Frank Anderson and collaborator Max Wolter (this article) write for The Renaissance Fan.
Darrell Hammond’s presidential impressions have been a fixture of Saturday Night Live (SNL) for over two decades now. Hammond was officially a cast member from 1995 to 2009, which is the longest run of any SNL actor. During that time, he racked up several SNL records including most celebrities impersonated (later broken by Keenan Thompson), oldest cast member, and most times getting to kick the show off with the iconic “Live from New York, it’s Saturday night!” line.

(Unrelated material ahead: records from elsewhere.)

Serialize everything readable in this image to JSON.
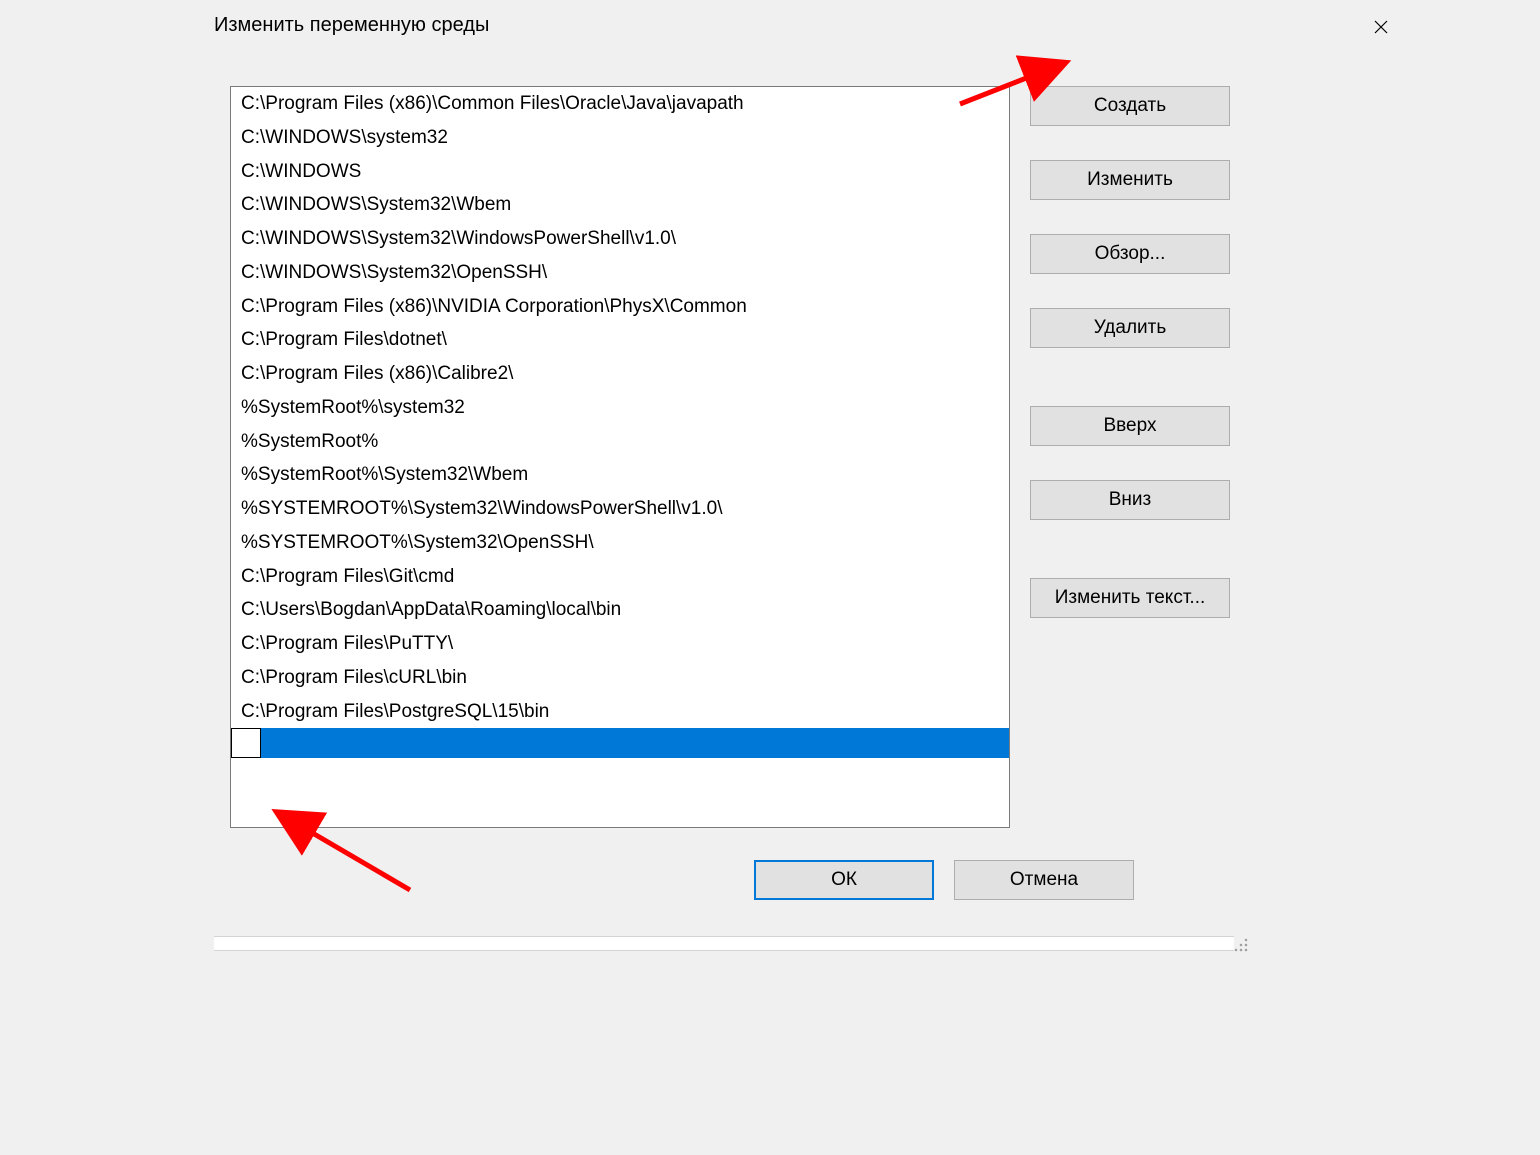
{
  "dialog": {
    "title": "Изменить переменную среды"
  },
  "paths": [
    "C:\\Program Files (x86)\\Common Files\\Oracle\\Java\\javapath",
    "C:\\WINDOWS\\system32",
    "C:\\WINDOWS",
    "C:\\WINDOWS\\System32\\Wbem",
    "C:\\WINDOWS\\System32\\WindowsPowerShell\\v1.0\\",
    "C:\\WINDOWS\\System32\\OpenSSH\\",
    "C:\\Program Files (x86)\\NVIDIA Corporation\\PhysX\\Common",
    "C:\\Program Files\\dotnet\\",
    "C:\\Program Files (x86)\\Calibre2\\",
    "%SystemRoot%\\system32",
    "%SystemRoot%",
    "%SystemRoot%\\System32\\Wbem",
    "%SYSTEMROOT%\\System32\\WindowsPowerShell\\v1.0\\",
    "%SYSTEMROOT%\\System32\\OpenSSH\\",
    "C:\\Program Files\\Git\\cmd",
    "C:\\Users\\Bogdan\\AppData\\Roaming\\local\\bin",
    "C:\\Program Files\\PuTTY\\",
    "C:\\Program Files\\cURL\\bin",
    "C:\\Program Files\\PostgreSQL\\15\\bin"
  ],
  "editing_value": "",
  "buttons": {
    "new": "Создать",
    "edit": "Изменить",
    "browse": "Обзор...",
    "delete": "Удалить",
    "up": "Вверх",
    "down": "Вниз",
    "edit_text": "Изменить текст..."
  },
  "footer": {
    "ok": "ОК",
    "cancel": "Отмена"
  }
}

Hammond officially retired from SNL after the 2009 season, but the retirement was neither complete nor long lived. Hammond returned over the next few years to make cameos when some of his more popular impression targets would pop up in the news. Then in 2014, Hammond returned to fill the announcer position at SNL after the passing of Don Pardo. But Hammond’s role on the show was destined to expand further as the 2016 election cycle loomed, with Hilary Clinton being an obvious Democratic candidate, bringing Bill (and Hammond’s delightful impersonation of him) along for the ride. But it is the unexpected rise of Donald Trump that is really keeping Hammond busy lately. Trump’s incendiary comments, the media obsession with him as a candidate, and a shortage of Democratic candidates, almost force show runner Lorne Michaels to trot Hammond out on stage as Trump week after week. And with the primary races appearing to be narrowing down to Trump and Clinton, the 60 year-old Hammond looks to be busy through November and then for the next 4 years after (at least) regardless of the outcome. He’ll either be playing (gulp) President Trump or "First Dude" Slick Willy (which is a series of skits that could be fantastic).
But interestingly enough, this isn’t the first time SNL has utilized double duty of Darrell Hammond’ presidential impressions. Around the 2000 election Hammond was simultaneously impersonating the current President (Bill Clinton), the Vice President and Democratic Presidential nominee (Al Gore), and the Republican Vice Presidential nominee (Dick Cheney). In the now iconic 2000 presidential debate skits (featuring some of Will Ferrell’s best work on the show) Hammond debated for one ticket in the Presidential debates and the other ticket in the VP debates! He got a bit of a break in 2004 by only having to cover Cheney. But by 2008 he was back into double duty as both current VP Cheney and Republican Presidential nominee John McCain. If Hammond had any ideas about retirement you have to believe he was praying for a Barack Obama win in 2008 which would set up a presidential impersonation not even he could pull off. Though, it should be noted that Hammond has played another surprising former presidential candidate throughout this stretch: Jesse Jackson. Oh, and while he was impersonating all these presidents and candidates he was also impersonating the journalists coving them, including Chris Matthews, Tom Brokaw, Ted Koppel, Bill O’Reilly, Charlie Rose, Wolf Blitzer, Peter Jennings, and Dan Rather.
Thanks goodness Darrell Hammond’s presidential impressions are highly enjoyable since we’ll continue to be seeing them a lot. For our money, he does Bill Clinton better than anyone (although Kevin Spacey comes pretty close). But at some point the man will need have to decide that politics will continue to go on without him impersonating all the prominent older white men (of which there are a few in politics, shocker!). That will be a sad day for SNL as both Hammond’s skill and work ethic have set him apart from most others to have appeared on the legendary show.